OAKLAND, Calif. (AP) -- Kevin Durant is growing a little tired of questions about his ability to play defense.
"Underrated?" Durant responded when recently asked about the perception of his D. "My coaches don't feel like that."
Neither does he, and KD's menacing, 6-foot-9 presence from the paint to the perimeter is a big reason unbeaten Golden State is closing in on its second championship in three years.
While best known for his sensational scoring and shot-making from every corner of the court, Durant has been tough on LeBron James so far in these NBA Finals by smothering the Cavs superstar. The Warriors are two wins from a title going into Game 3 at Cleveland on Wednesday night.
Durant is chasing his first championship and seems determined to do whatever it takes.
So versatile with his length and ability to alter shots, he even played center during Sunday's Game 2 when Draymond Green dealt with foul trouble in the 132-113 victory.
"I don't think there's many teams in the league who their backup is better than their starter," Green said. "So I think that's a luxury that we have with KD here, and when I went out with foul trouble, obviously he -- to say pick up the slack is kind of a ridiculous term, because he's a great player, an MVP, one of the best players in the world. So just the way he played on the defensive end, the way he played on the offensive end, he's been doing it all playoffs long, but in these Finals, he's really picked it up, and it's been huge for us."
Durant and Green have set the tone all season on the defensive end, establishing an intensity and toughness -- and the rest of the Warriors had no choice but to do more during Durant's 19-game absence this spring with a knee injury.
"If we're locked in on the defensive end, we'll score enough points," Green said. "Even on an off night, we'll score enough points."
After his NBA Finals failure five years ago against James and the Heat, Durant vowed to become a legitimate, respected defender who could make nearly as much of an impact blocking shots and crashing the boards.
He insists he can do even more.
"I've gotten better, and 2013 is when I feel I really turned the corner as a defender. Around 2012, that's when coaches stopped thinking they could go at me and get a basket or get me in foul trouble," Durant said. "But I don't expect anybody on the outside who really doesn't know the game to look at me as a defender because once you're labeled something that's what you're going to be. But I feel the last four or five years I've definitely continued to get better and better, and smarter. I have the physical tools, but it's also about mentally knowing what to do."
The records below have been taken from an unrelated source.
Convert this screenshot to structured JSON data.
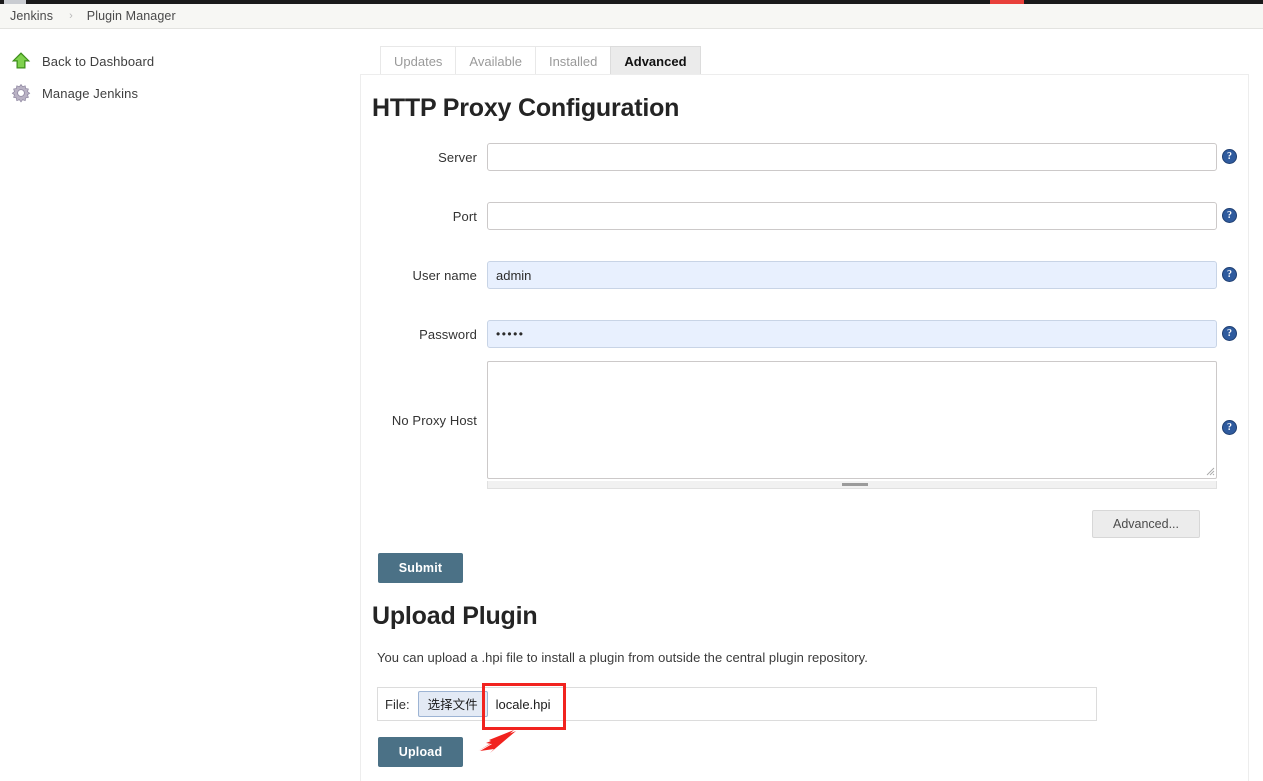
{
  "breadcrumb": {
    "root": "Jenkins",
    "separator": "›",
    "current": "Plugin Manager"
  },
  "sidebar": {
    "items": [
      {
        "label": "Back to Dashboard",
        "icon": "up-arrow-icon"
      },
      {
        "label": "Manage Jenkins",
        "icon": "gear-icon"
      }
    ]
  },
  "tabs": [
    {
      "label": "Updates",
      "active": false
    },
    {
      "label": "Available",
      "active": false
    },
    {
      "label": "Installed",
      "active": false
    },
    {
      "label": "Advanced",
      "active": true
    }
  ],
  "proxy_section": {
    "title": "HTTP Proxy Configuration",
    "fields": [
      {
        "label": "Server",
        "value": "",
        "placeholder": "",
        "help": "?"
      },
      {
        "label": "Port",
        "value": "",
        "placeholder": "",
        "help": "?"
      },
      {
        "label": "User name",
        "value": "admin",
        "placeholder": "",
        "help": "?"
      },
      {
        "label": "Password",
        "value": "•••••",
        "placeholder": "",
        "help": "?"
      },
      {
        "label": "No Proxy Host",
        "value": "",
        "placeholder": "",
        "help": "?"
      }
    ],
    "advanced_button": "Advanced...",
    "submit_button": "Submit"
  },
  "upload_section": {
    "title": "Upload Plugin",
    "description": "You can upload a .hpi file to install a plugin from outside the central plugin repository.",
    "file_label": "File:",
    "choose_file_button": "选择文件",
    "file_name": "locale.hpi",
    "upload_button": "Upload"
  },
  "colors": {
    "primary_button": "#4b7186",
    "help_icon": "#2f5b9e",
    "annotation": "#f1231f",
    "autofill_field": "#e8f0fe",
    "active_tab": "#ebebeb"
  }
}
Sure, James still notched his record-tying eighth career Finals triple-double and Kevin Love and Kyrie Irving had big nights. Yet Durant, Andre Iguodala, Klay Thompson and the others kept the pressure on the Cavs.
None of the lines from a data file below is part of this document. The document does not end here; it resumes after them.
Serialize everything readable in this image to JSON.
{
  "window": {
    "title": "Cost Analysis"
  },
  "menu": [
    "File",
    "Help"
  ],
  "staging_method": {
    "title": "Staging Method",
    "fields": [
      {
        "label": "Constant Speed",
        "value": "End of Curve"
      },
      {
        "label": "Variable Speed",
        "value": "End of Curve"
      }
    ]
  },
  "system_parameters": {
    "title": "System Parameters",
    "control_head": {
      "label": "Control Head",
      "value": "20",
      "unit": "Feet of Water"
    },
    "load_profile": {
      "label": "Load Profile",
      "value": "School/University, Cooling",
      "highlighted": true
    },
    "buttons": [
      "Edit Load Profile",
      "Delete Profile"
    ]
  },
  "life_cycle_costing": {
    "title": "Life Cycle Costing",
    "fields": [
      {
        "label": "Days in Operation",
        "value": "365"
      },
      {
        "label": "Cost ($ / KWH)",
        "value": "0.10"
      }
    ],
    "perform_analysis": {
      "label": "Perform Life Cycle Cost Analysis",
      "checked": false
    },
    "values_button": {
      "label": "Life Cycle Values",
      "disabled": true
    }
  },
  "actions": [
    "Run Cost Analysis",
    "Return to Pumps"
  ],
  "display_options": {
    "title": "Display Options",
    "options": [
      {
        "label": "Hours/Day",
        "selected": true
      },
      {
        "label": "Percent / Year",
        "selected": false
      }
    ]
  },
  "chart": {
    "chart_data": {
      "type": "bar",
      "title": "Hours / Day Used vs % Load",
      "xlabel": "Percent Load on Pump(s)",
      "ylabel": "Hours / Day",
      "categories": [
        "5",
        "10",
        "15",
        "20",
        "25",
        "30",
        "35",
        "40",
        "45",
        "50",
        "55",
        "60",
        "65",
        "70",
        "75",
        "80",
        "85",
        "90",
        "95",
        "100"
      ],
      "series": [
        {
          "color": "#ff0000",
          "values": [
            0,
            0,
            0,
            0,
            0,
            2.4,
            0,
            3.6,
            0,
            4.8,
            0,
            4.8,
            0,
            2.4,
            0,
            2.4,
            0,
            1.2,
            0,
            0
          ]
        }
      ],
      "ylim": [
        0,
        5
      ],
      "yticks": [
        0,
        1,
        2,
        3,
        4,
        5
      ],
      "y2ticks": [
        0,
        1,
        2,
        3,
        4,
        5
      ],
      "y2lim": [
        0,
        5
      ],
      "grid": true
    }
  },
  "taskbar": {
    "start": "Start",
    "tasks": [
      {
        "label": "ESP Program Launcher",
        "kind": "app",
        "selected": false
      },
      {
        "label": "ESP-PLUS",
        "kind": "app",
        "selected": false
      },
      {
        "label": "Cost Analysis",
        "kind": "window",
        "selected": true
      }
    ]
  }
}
Durant blocked five shots to go with 33 points, 13 rebounds and six assists after going off for 38 points and eight assists in Thursday's Game 1.
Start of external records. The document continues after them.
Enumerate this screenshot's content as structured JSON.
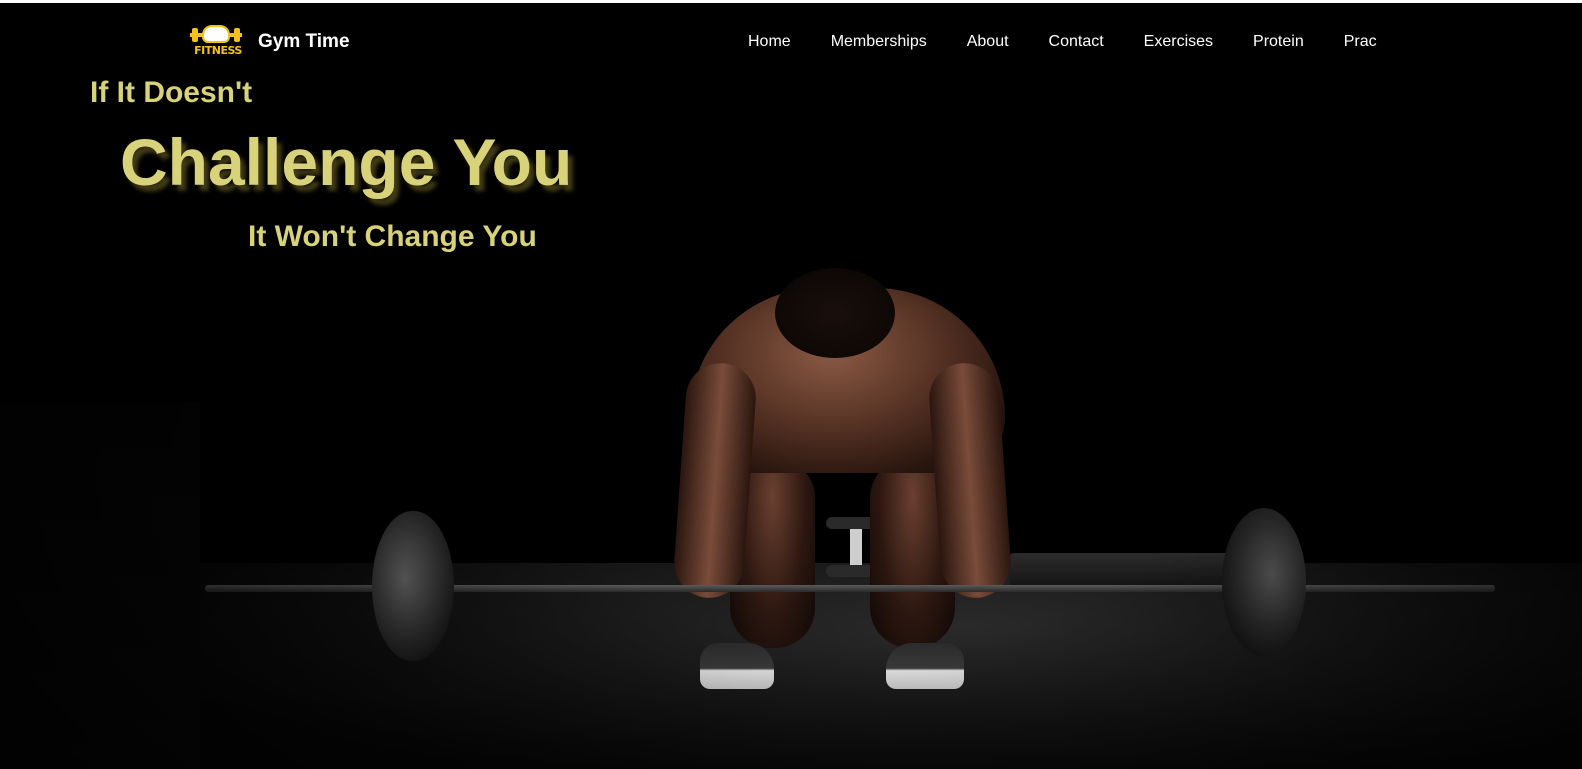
{
  "brand": {
    "logo_text": "FITNESS",
    "name": "Gym Time"
  },
  "nav": {
    "items": [
      {
        "label": "Home"
      },
      {
        "label": "Memberships"
      },
      {
        "label": "About"
      },
      {
        "label": "Contact"
      },
      {
        "label": "Exercises"
      },
      {
        "label": "Protein"
      },
      {
        "label": "Prac"
      }
    ]
  },
  "hero": {
    "line1": "If It Doesn't",
    "line2": "Challenge You",
    "line3": "It Won't Change You"
  },
  "colors": {
    "background": "#000000",
    "headline": "#d8d27a",
    "logo_accent": "#f2c21b",
    "nav_text": "#ffffff"
  }
}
"His defense was amazing, and we needed it. Especially with Draymond out," coach Steve Kerr said. "It's a small game and you got shooters everywhere and you have to be able protect the rim with LeBron coming downhill, with Love posting up and Draymond's on the bench. So that's a pretty scary proposition for us. I thought that Kev's defense was unreal, and it was probably the key to the whole game."
It could be that Durant's defense will quiet the critics at last, especially if he comes out a winner after that scrutinized move from Oklahoma City last July to join the super-Warriors.
"I don't feel like I get picked on or people call sets just to try to score on me. That hasn't happened in a while," he said. "I've grown leaps and bounds from where I was. I feel like I've been a solid defender in this league for a while."
With all of their offensive firepower, the Warriors often turn a stretch of timely defensive stops into scoring spurts that can swing the momentum. Or, in many cases, give them just the jolt they need to put a game out of reach for good.
"I operate under the assumption that our guys know what to do and they know their system," Golden State assistant and defensive specialist Ron Adams said. "We have an eclectic system. There's freedom offensively, and we have some freedom defensively, and we're good at it."
When the Warriors added Durant, JaVale McGee, Zaza Pachulia and David West to a roster that blew a 3-1 Finals lead to James and fell short of a repeat last year, many wondered if they would have enough in the middle to defend the rim.
"It was a question mark for some people going into the season, losing (Andrew) Bogut and some other guys," general manager Bob Myers said. "Ron is interesting. He's always had good defensive teams. And we take pride in it, we care about it. I know the offense gets most of the attention but our players, they work at it, collectively, individually. They want to be a good defensive team. We try to do it all year. Sometimes it's better than other times, but this is the time of year you really need it the most. For us, we view it as important as our offense.
"It's not as sexy, but it's important."